Raw data START
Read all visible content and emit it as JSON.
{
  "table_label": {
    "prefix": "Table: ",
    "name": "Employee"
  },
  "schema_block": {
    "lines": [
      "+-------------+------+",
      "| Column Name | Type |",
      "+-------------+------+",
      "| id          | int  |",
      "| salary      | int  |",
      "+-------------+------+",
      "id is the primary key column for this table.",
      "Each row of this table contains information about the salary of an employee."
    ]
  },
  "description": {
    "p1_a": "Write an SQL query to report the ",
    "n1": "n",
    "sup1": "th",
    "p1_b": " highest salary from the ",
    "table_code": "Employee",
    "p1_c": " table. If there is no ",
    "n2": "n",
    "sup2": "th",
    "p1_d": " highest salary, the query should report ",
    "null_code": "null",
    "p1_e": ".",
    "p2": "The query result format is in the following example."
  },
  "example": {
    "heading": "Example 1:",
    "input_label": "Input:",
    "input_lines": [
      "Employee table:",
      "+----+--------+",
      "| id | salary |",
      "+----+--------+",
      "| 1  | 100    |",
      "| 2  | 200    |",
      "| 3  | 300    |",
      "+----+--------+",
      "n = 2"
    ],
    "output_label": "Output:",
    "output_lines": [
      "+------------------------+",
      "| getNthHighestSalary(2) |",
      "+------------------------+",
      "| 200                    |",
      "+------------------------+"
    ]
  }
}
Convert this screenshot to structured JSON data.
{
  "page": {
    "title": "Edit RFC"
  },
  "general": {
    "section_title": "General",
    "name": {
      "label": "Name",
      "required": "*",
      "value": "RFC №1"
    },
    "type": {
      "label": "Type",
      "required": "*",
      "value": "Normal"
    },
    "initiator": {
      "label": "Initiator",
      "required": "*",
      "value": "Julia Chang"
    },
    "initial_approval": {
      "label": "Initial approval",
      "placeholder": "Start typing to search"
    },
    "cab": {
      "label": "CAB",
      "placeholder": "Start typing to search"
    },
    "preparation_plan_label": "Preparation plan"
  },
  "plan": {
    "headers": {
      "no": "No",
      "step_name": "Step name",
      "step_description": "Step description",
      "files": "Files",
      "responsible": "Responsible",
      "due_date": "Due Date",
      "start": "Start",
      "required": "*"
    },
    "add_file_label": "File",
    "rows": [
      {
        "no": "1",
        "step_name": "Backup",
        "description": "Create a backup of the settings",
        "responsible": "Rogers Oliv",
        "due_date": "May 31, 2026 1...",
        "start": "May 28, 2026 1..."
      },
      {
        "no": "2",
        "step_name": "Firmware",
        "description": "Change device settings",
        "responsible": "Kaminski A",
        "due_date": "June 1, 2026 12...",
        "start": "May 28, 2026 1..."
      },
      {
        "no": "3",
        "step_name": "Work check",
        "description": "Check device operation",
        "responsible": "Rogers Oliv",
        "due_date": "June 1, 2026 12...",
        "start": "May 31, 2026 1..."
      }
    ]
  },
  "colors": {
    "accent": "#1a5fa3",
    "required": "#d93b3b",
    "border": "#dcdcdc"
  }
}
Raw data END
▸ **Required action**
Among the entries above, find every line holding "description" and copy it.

▸ **Solution to this problem**
  "description": {
      "step_description": "Step description",
        "description": "Create a backup of the settings",
        "description": "Change device settings",
        "description": "Check device operation",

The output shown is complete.